Amid troubling times, it’s time to help teenagers express their problems towards those who can help.
We can all identify one moment in our lives when we didn’t quite have it all together but tried to make it seem as though we did. And in this process, we somehow lose our ability to just be human.
We all experience obstacles in our lifetimes. Some of us share them openly, while others find comfort in dealing with them in privacy. But one thing we do know is that we cannot say for certain what the person next to us is dealing with. You can’t always see that your classmate is struggling with depression. It’s not always on display. As children, we’re often taught the importance of being able to walk in someone else’s shoes. And while you can try to imagine what it’s like to walk in another person’s shoes, we are the sum of all our experiences. So, we cannot truly understand what it is like to be that person on a daily basis. But we can be supportive of each other.
The majority of young people will not tell an adult about the challenges they are facing, but they will tell a peer. Today’s classrooms and educators are not equipped to provide children with the support they need. While they can do their best to provide students with the help they need, our children need the guidance of the right people, in the right environments.
A heartwarming tale
With the help of the nonprofit Be Strong, Mary found that her daughter, student leader Lydia, had deeply benefitted from its programs made to recruit, train, and mobilize students.
“I never knew about this program until my kids were nominated. You never know how valuable this program has become for my kids. My oldest was bullied for years and then took a stand against it one year. That changed her life.”

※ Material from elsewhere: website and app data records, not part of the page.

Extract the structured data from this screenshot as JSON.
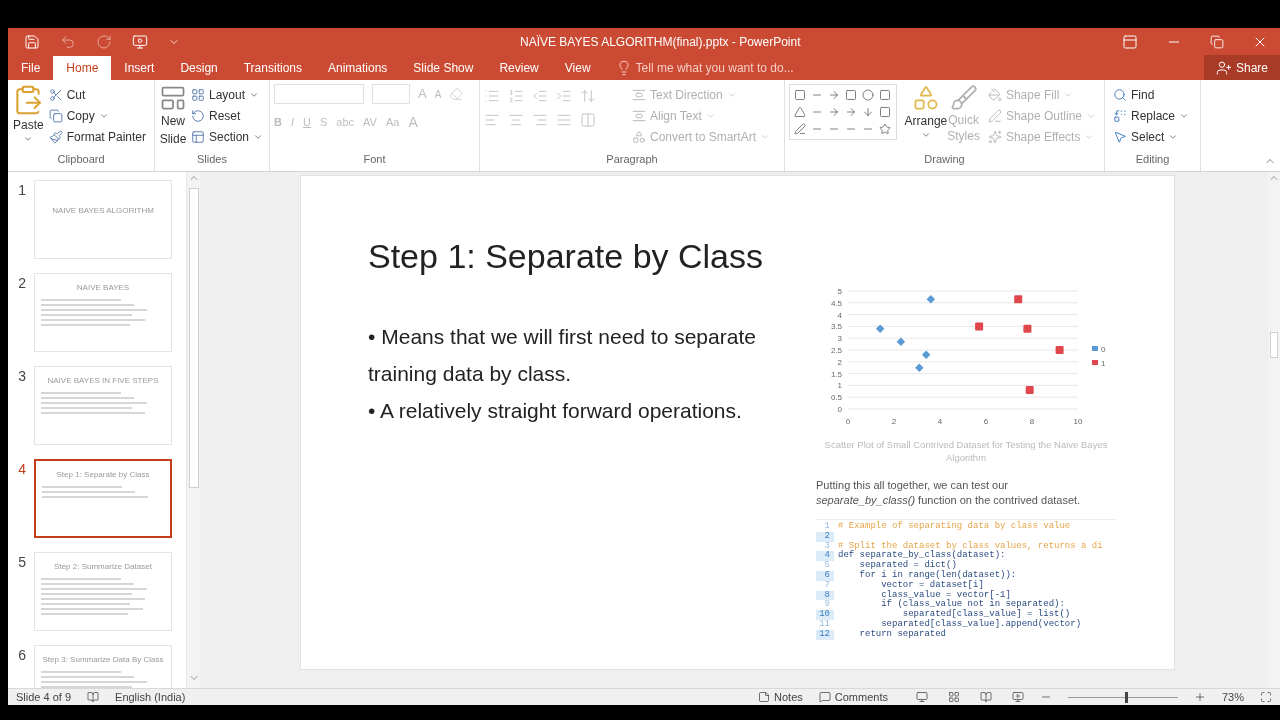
{
  "window": {
    "title": "NAÏVE BAYES ALGORITHM(final).pptx - PowerPoint"
  },
  "tabs": [
    {
      "label": "File",
      "selected": false
    },
    {
      "label": "Home",
      "selected": true
    },
    {
      "label": "Insert",
      "selected": false
    },
    {
      "label": "Design",
      "selected": false
    },
    {
      "label": "Transitions",
      "selected": false
    },
    {
      "label": "Animations",
      "selected": false
    },
    {
      "label": "Slide Show",
      "selected": false
    },
    {
      "label": "Review",
      "selected": false
    },
    {
      "label": "View",
      "selected": false
    }
  ],
  "tell_me": {
    "placeholder": "Tell me what you want to do..."
  },
  "share": "Share",
  "ribbon": {
    "clipboard": {
      "label": "Clipboard",
      "paste": "Paste",
      "items": [
        "Cut",
        "Copy",
        "Format Painter"
      ]
    },
    "slides": {
      "label": "Slides",
      "new_slide": [
        "New",
        "Slide"
      ],
      "items": [
        "Layout",
        "Reset",
        "Section"
      ]
    },
    "font": {
      "label": "Font",
      "size_buttons": [
        "A",
        "A"
      ],
      "buttons": [
        "B",
        "I",
        "U",
        "S",
        "abc",
        "AV",
        "Aa",
        "A"
      ],
      "disabled": true
    },
    "paragraph": {
      "label": "Paragraph",
      "items": [
        {
          "label": "Text Direction",
          "disabled": true
        },
        {
          "label": "Align Text",
          "disabled": true
        },
        {
          "label": "Convert to SmartArt",
          "disabled": true
        }
      ]
    },
    "drawing": {
      "label": "Drawing",
      "arrange": "Arrange",
      "quick_styles": {
        "label": [
          "Quick",
          "Styles"
        ],
        "disabled": true
      },
      "items": [
        {
          "label": "Shape Fill",
          "disabled": true
        },
        {
          "label": "Shape Outline",
          "disabled": true
        },
        {
          "label": "Shape Effects",
          "disabled": true
        }
      ]
    },
    "editing": {
      "label": "Editing",
      "items": [
        "Find",
        "Replace",
        "Select"
      ]
    }
  },
  "slides_pane": [
    {
      "number": "1",
      "title": "NAIVE BAYES ALGORITHM",
      "selected": false,
      "kind": "title"
    },
    {
      "number": "2",
      "title": "NAIVE BAYES",
      "selected": false,
      "kind": "text"
    },
    {
      "number": "3",
      "title": "NAIVE BAYES IN FIVE STEPS",
      "selected": false,
      "kind": "list"
    },
    {
      "number": "4",
      "title": "Step 1: Separate by Class",
      "selected": true,
      "kind": "chart"
    },
    {
      "number": "5",
      "title": "Step 2: Summarize Dataset",
      "selected": false,
      "kind": "code"
    },
    {
      "number": "6",
      "title": "Step 3: Summarize Data By Class",
      "selected": false,
      "kind": "text"
    }
  ],
  "slide": {
    "title": "Step 1: Separate by Class",
    "bullet_marker": "•",
    "bullets": [
      "Means that we will first need to separate training data by class.",
      "A relatively straight forward operations."
    ],
    "chart": {
      "chart_data": {
        "type": "scatter",
        "grid": "y",
        "legend": "right",
        "xlim": [
          0,
          10
        ],
        "ylim": [
          0,
          5
        ],
        "xticks": [
          {
            "value": 0,
            "label": "0"
          },
          {
            "value": 2,
            "label": "2"
          },
          {
            "value": 4,
            "label": "4"
          },
          {
            "value": 6,
            "label": "6"
          },
          {
            "value": 8,
            "label": "8"
          },
          {
            "value": 10,
            "label": "10"
          }
        ],
        "yticks": [
          {
            "value": 0,
            "label": "0"
          },
          {
            "value": 0.5,
            "label": "0.5"
          },
          {
            "value": 1,
            "label": "1"
          },
          {
            "value": 1.5,
            "label": "1.5"
          },
          {
            "value": 2,
            "label": "2"
          },
          {
            "value": 2.5,
            "label": "2.5"
          },
          {
            "value": 3,
            "label": "3"
          },
          {
            "value": 3.5,
            "label": "3.5"
          },
          {
            "value": 4,
            "label": "4"
          },
          {
            "value": 4.5,
            "label": "4.5"
          },
          {
            "value": 5,
            "label": "5"
          }
        ],
        "series": [
          {
            "name": "0",
            "color": "#5b9bd5",
            "x": [
              1.4,
              2.3,
              3.1,
              3.4,
              3.6
            ],
            "values": [
              3.4,
              2.85,
              1.75,
              2.3,
              4.65
            ]
          },
          {
            "name": "1",
            "color": "#e0474c",
            "x": [
              5.7,
              7.4,
              7.8,
              9.2,
              7.9
            ],
            "values": [
              3.5,
              4.65,
              3.4,
              2.5,
              0.8
            ]
          }
        ]
      },
      "caption": "Scatter Plot of Small Contrived Dataset for Testing the Naive Bayes Algorithm"
    },
    "paragraph": "Putting this all together, we can test our *separate_by_class()* function on the contrived dataset.",
    "code_lines": [
      {
        "number": "1",
        "text": "# Example of separating data by class value",
        "kind": "comment"
      },
      {
        "number": "2",
        "kind": "blank"
      },
      {
        "number": "3",
        "text": "# Split the dataset by class values, returns a di",
        "kind": "comment"
      },
      {
        "number": "4",
        "text": "def separate_by_class(dataset):",
        "kind": "code"
      },
      {
        "number": "5",
        "text": "    separated = dict()",
        "kind": "code"
      },
      {
        "number": "6",
        "text": "    for i in range(len(dataset)):",
        "kind": "code"
      },
      {
        "number": "7",
        "text": "        vector = dataset[i]",
        "kind": "code"
      },
      {
        "number": "8",
        "text": "        class_value = vector[-1]",
        "kind": "code"
      },
      {
        "number": "9",
        "text": "        if (class_value not in separated):",
        "kind": "code"
      },
      {
        "number": "10",
        "text": "            separated[class_value] = list()",
        "kind": "code"
      },
      {
        "number": "11",
        "text": "        separated[class_value].append(vector)",
        "kind": "code"
      },
      {
        "number": "12",
        "text": "    return separated",
        "kind": "code"
      }
    ]
  },
  "status_bar": {
    "slide": "Slide 4 of 9",
    "language": "English (India)",
    "notes": "Notes",
    "comments": "Comments",
    "zoom": "73%",
    "level": 0.52
  }
}
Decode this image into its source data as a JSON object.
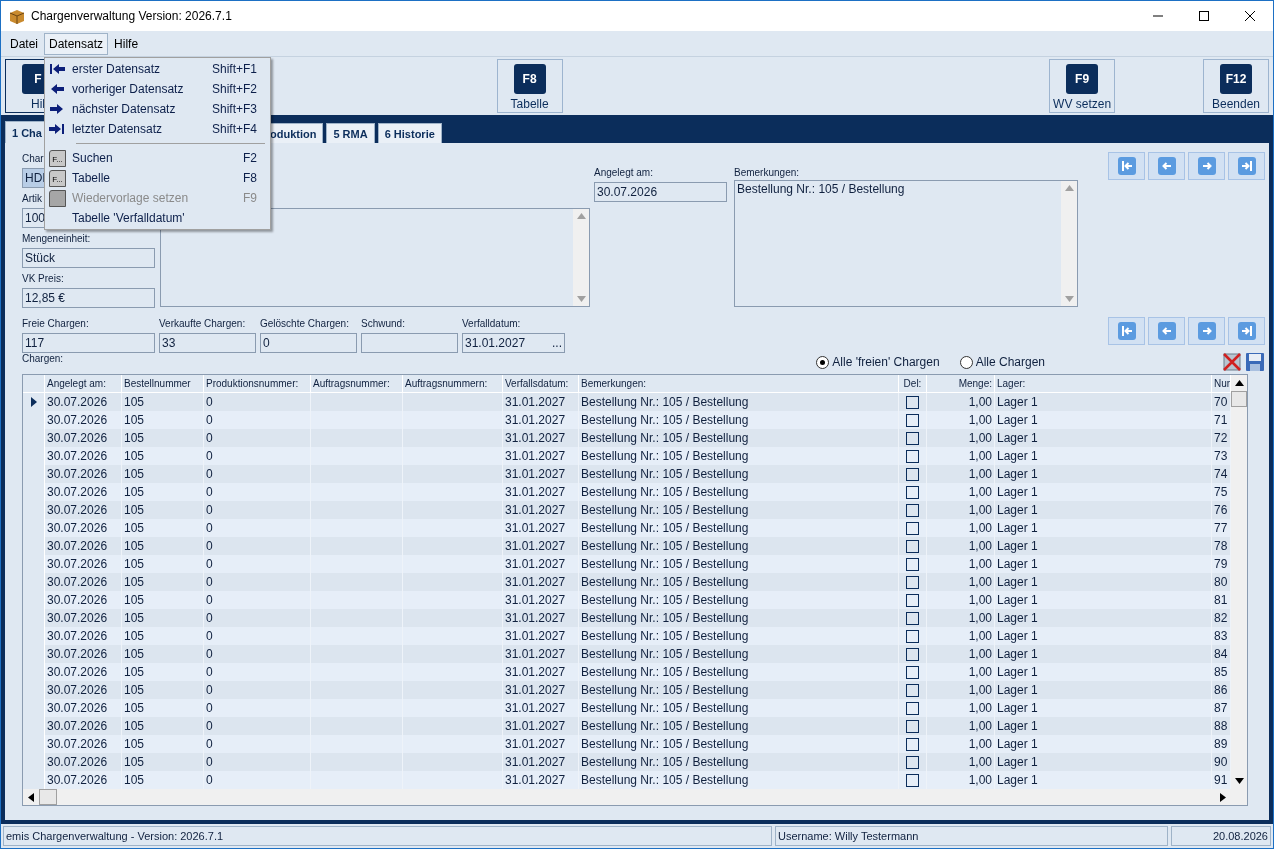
{
  "window": {
    "title": "Chargenverwaltung Version: 2026.7.1"
  },
  "menu_bar": [
    {
      "label": "Datei",
      "selected": false
    },
    {
      "label": "Datensatz",
      "selected": true
    },
    {
      "label": "Hilfe",
      "selected": false
    }
  ],
  "dropdown": [
    {
      "kind": "nav",
      "label": "erster Datensatz",
      "shortcut": "Shift+F1",
      "disabled": false
    },
    {
      "kind": "nav",
      "label": "vorheriger Datensatz",
      "shortcut": "Shift+F2",
      "disabled": false
    },
    {
      "kind": "nav",
      "label": "nächster Datensatz",
      "shortcut": "Shift+F3",
      "disabled": false
    },
    {
      "kind": "nav",
      "label": "letzter Datensatz",
      "shortcut": "Shift+F4",
      "disabled": false
    },
    {
      "kind": "separator"
    },
    {
      "kind": "function",
      "key_icon": "F...",
      "label": "Suchen",
      "shortcut": "F2",
      "disabled": false
    },
    {
      "kind": "function",
      "key_icon": "F...",
      "label": "Tabelle",
      "shortcut": "F8",
      "disabled": false
    },
    {
      "kind": "function",
      "label": "Wiedervorlage setzen",
      "shortcut": "F9",
      "disabled": true
    },
    {
      "kind": "plain",
      "label": "Tabelle 'Verfalldatum'",
      "disabled": false
    }
  ],
  "toolbar": [
    {
      "key": "F",
      "label": "Hil"
    },
    {
      "key": "F8",
      "label": "Tabelle"
    },
    {
      "key": "F9",
      "label": "WV setzen"
    },
    {
      "key": "F12",
      "label": "Beenden"
    }
  ],
  "tabs": [
    {
      "label": "1 Cha",
      "selected": true
    },
    {
      "label": "oduktion",
      "selected": false
    },
    {
      "label": "5 RMA",
      "selected": false
    },
    {
      "label": "6 Historie",
      "selected": false
    }
  ],
  "left_fields": [
    {
      "label": "Char",
      "value": "HDI",
      "selected": true
    },
    {
      "label": "Artik",
      "value": "100",
      "selected": false
    },
    {
      "label": "Mengeneinheit:",
      "value": "Stück",
      "selected": false
    },
    {
      "label": "VK Preis:",
      "value": "12,85 €",
      "selected": false
    }
  ],
  "created": {
    "label": "Angelegt am:",
    "value": "30.07.2026"
  },
  "remarks": {
    "label": "Bemerkungen:",
    "value": "Bestellung Nr.: 105 / Bestellung"
  },
  "counters": [
    {
      "label": "Freie Chargen:",
      "value": "117"
    },
    {
      "label": "Verkaufte Chargen:",
      "value": "33"
    },
    {
      "label": "Gelöschte Chargen:",
      "value": "0"
    },
    {
      "label": "Schwund:"
    },
    {
      "label": "Verfalldatum:",
      "value": "31.01.2027",
      "button": "..."
    }
  ],
  "grid_label": "Chargen:",
  "filter": [
    {
      "label": "Alle 'freien' Chargen",
      "selected": true
    },
    {
      "label": "Alle Chargen",
      "selected": false
    }
  ],
  "columns": [
    {
      "label": "Angelegt am:",
      "kind": "text"
    },
    {
      "label": "Bestellnummer",
      "kind": "text"
    },
    {
      "label": "Produktionsnummer:",
      "kind": "text"
    },
    {
      "label": "Auftragsnummer:",
      "kind": "text"
    },
    {
      "label": "Auftragsnummern:",
      "kind": "text"
    },
    {
      "label": "Verfallsdatum:",
      "kind": "text"
    },
    {
      "label": "Bemerkungen:",
      "kind": "text"
    },
    {
      "label": "Del:",
      "kind": "check"
    },
    {
      "label": "Menge:",
      "kind": "number"
    },
    {
      "label": "Lager:",
      "kind": "text"
    },
    {
      "label": "Nur",
      "kind": "text"
    }
  ],
  "rows": [
    {
      "cells": [
        "30.07.2026",
        "105",
        "0",
        null,
        null,
        "31.01.2027",
        "Bestellung Nr.: 105 / Bestellung",
        false,
        "1,00",
        "Lager 1",
        "70"
      ],
      "current": true
    },
    {
      "cells": [
        "30.07.2026",
        "105",
        "0",
        null,
        null,
        "31.01.2027",
        "Bestellung Nr.: 105 / Bestellung",
        false,
        "1,00",
        "Lager 1",
        "71"
      ],
      "current": false
    },
    {
      "cells": [
        "30.07.2026",
        "105",
        "0",
        null,
        null,
        "31.01.2027",
        "Bestellung Nr.: 105 / Bestellung",
        false,
        "1,00",
        "Lager 1",
        "72"
      ],
      "current": false
    },
    {
      "cells": [
        "30.07.2026",
        "105",
        "0",
        null,
        null,
        "31.01.2027",
        "Bestellung Nr.: 105 / Bestellung",
        false,
        "1,00",
        "Lager 1",
        "73"
      ],
      "current": false
    },
    {
      "cells": [
        "30.07.2026",
        "105",
        "0",
        null,
        null,
        "31.01.2027",
        "Bestellung Nr.: 105 / Bestellung",
        false,
        "1,00",
        "Lager 1",
        "74"
      ],
      "current": false
    },
    {
      "cells": [
        "30.07.2026",
        "105",
        "0",
        null,
        null,
        "31.01.2027",
        "Bestellung Nr.: 105 / Bestellung",
        false,
        "1,00",
        "Lager 1",
        "75"
      ],
      "current": false
    },
    {
      "cells": [
        "30.07.2026",
        "105",
        "0",
        null,
        null,
        "31.01.2027",
        "Bestellung Nr.: 105 / Bestellung",
        false,
        "1,00",
        "Lager 1",
        "76"
      ],
      "current": false
    },
    {
      "cells": [
        "30.07.2026",
        "105",
        "0",
        null,
        null,
        "31.01.2027",
        "Bestellung Nr.: 105 / Bestellung",
        false,
        "1,00",
        "Lager 1",
        "77"
      ],
      "current": false
    },
    {
      "cells": [
        "30.07.2026",
        "105",
        "0",
        null,
        null,
        "31.01.2027",
        "Bestellung Nr.: 105 / Bestellung",
        false,
        "1,00",
        "Lager 1",
        "78"
      ],
      "current": false
    },
    {
      "cells": [
        "30.07.2026",
        "105",
        "0",
        null,
        null,
        "31.01.2027",
        "Bestellung Nr.: 105 / Bestellung",
        false,
        "1,00",
        "Lager 1",
        "79"
      ],
      "current": false
    },
    {
      "cells": [
        "30.07.2026",
        "105",
        "0",
        null,
        null,
        "31.01.2027",
        "Bestellung Nr.: 105 / Bestellung",
        false,
        "1,00",
        "Lager 1",
        "80"
      ],
      "current": false
    },
    {
      "cells": [
        "30.07.2026",
        "105",
        "0",
        null,
        null,
        "31.01.2027",
        "Bestellung Nr.: 105 / Bestellung",
        false,
        "1,00",
        "Lager 1",
        "81"
      ],
      "current": false
    },
    {
      "cells": [
        "30.07.2026",
        "105",
        "0",
        null,
        null,
        "31.01.2027",
        "Bestellung Nr.: 105 / Bestellung",
        false,
        "1,00",
        "Lager 1",
        "82"
      ],
      "current": false
    },
    {
      "cells": [
        "30.07.2026",
        "105",
        "0",
        null,
        null,
        "31.01.2027",
        "Bestellung Nr.: 105 / Bestellung",
        false,
        "1,00",
        "Lager 1",
        "83"
      ],
      "current": false
    },
    {
      "cells": [
        "30.07.2026",
        "105",
        "0",
        null,
        null,
        "31.01.2027",
        "Bestellung Nr.: 105 / Bestellung",
        false,
        "1,00",
        "Lager 1",
        "84"
      ],
      "current": false
    },
    {
      "cells": [
        "30.07.2026",
        "105",
        "0",
        null,
        null,
        "31.01.2027",
        "Bestellung Nr.: 105 / Bestellung",
        false,
        "1,00",
        "Lager 1",
        "85"
      ],
      "current": false
    },
    {
      "cells": [
        "30.07.2026",
        "105",
        "0",
        null,
        null,
        "31.01.2027",
        "Bestellung Nr.: 105 / Bestellung",
        false,
        "1,00",
        "Lager 1",
        "86"
      ],
      "current": false
    },
    {
      "cells": [
        "30.07.2026",
        "105",
        "0",
        null,
        null,
        "31.01.2027",
        "Bestellung Nr.: 105 / Bestellung",
        false,
        "1,00",
        "Lager 1",
        "87"
      ],
      "current": false
    },
    {
      "cells": [
        "30.07.2026",
        "105",
        "0",
        null,
        null,
        "31.01.2027",
        "Bestellung Nr.: 105 / Bestellung",
        false,
        "1,00",
        "Lager 1",
        "88"
      ],
      "current": false
    },
    {
      "cells": [
        "30.07.2026",
        "105",
        "0",
        null,
        null,
        "31.01.2027",
        "Bestellung Nr.: 105 / Bestellung",
        false,
        "1,00",
        "Lager 1",
        "89"
      ],
      "current": false
    },
    {
      "cells": [
        "30.07.2026",
        "105",
        "0",
        null,
        null,
        "31.01.2027",
        "Bestellung Nr.: 105 / Bestellung",
        false,
        "1,00",
        "Lager 1",
        "90"
      ],
      "current": false
    },
    {
      "cells": [
        "30.07.2026",
        "105",
        "0",
        null,
        null,
        "31.01.2027",
        "Bestellung Nr.: 105 / Bestellung",
        false,
        "1,00",
        "Lager 1",
        "91"
      ],
      "current": false
    }
  ],
  "status_bar": [
    "emis Chargenverwaltung - Version: 2026.7.1",
    "Username: Willy Testermann",
    "20.08.2026"
  ]
}
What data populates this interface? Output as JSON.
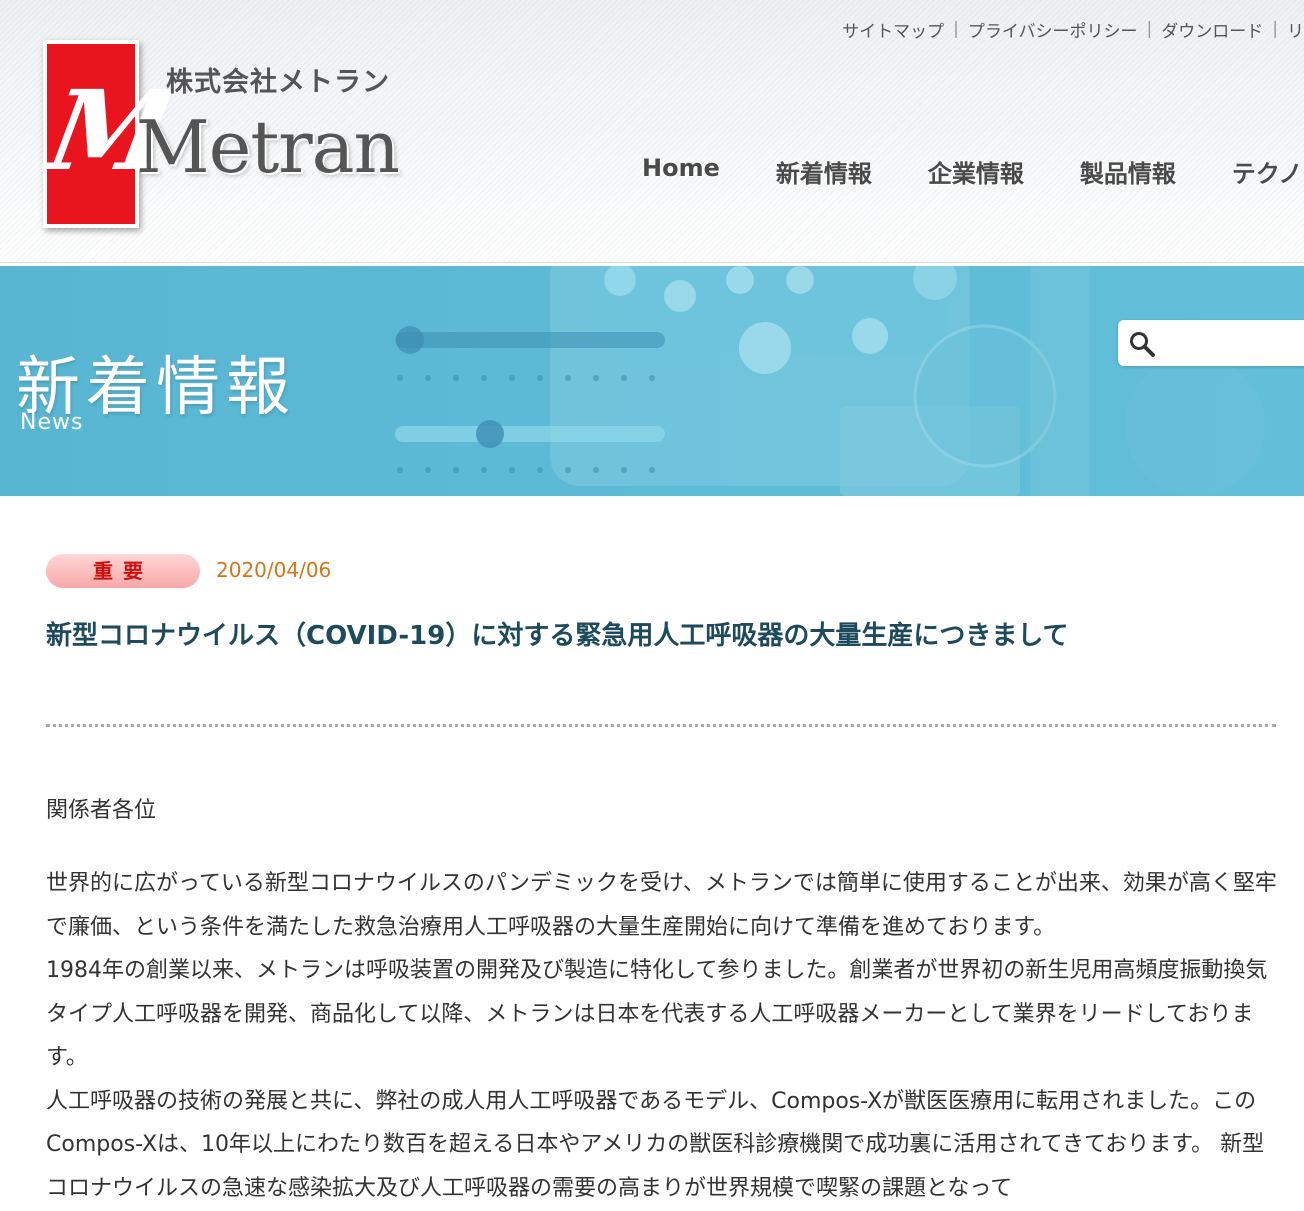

“She saved a girl yesterday at school. I got a phone call from the school counselor saying a 7th grader in my daughter’s class was talking about being bullied and wanted to end her life. My daughter said something so special to her that she asked Lydia to go with her to the counselor. Lydia told her it was a safe and judgement free zone. Lydia explained to the counselor what was going on and excused herself so they could have a private conversation. With the student’s permission, she called the girl’s parents, and they had a conversation about seeking help.”
“The school counselor has never had a student help another student like my daughter did. I’m so proud of my eldest who just turned 13. So, I just want to thank this program for helping my kids help others. Even if it is just one life saved.”
It is crucial that we look past the surface and be confronted with the idea that none of us are what we can see. There’s so much more to us than what meets the eye. A global pandemic coupled with social and political discord have exacerbated a growing national mental health crisis that spans every generation and demographic. America’s youth face an exceptionally high risk. Sixty-three percent of young adults report symptoms of anxiety and depression, and a staggering one in four reported considering suicide because of the pandemic.
Now more than ever, our charities like Be Strong need your help to create the conditions for action, compassion, and empathy.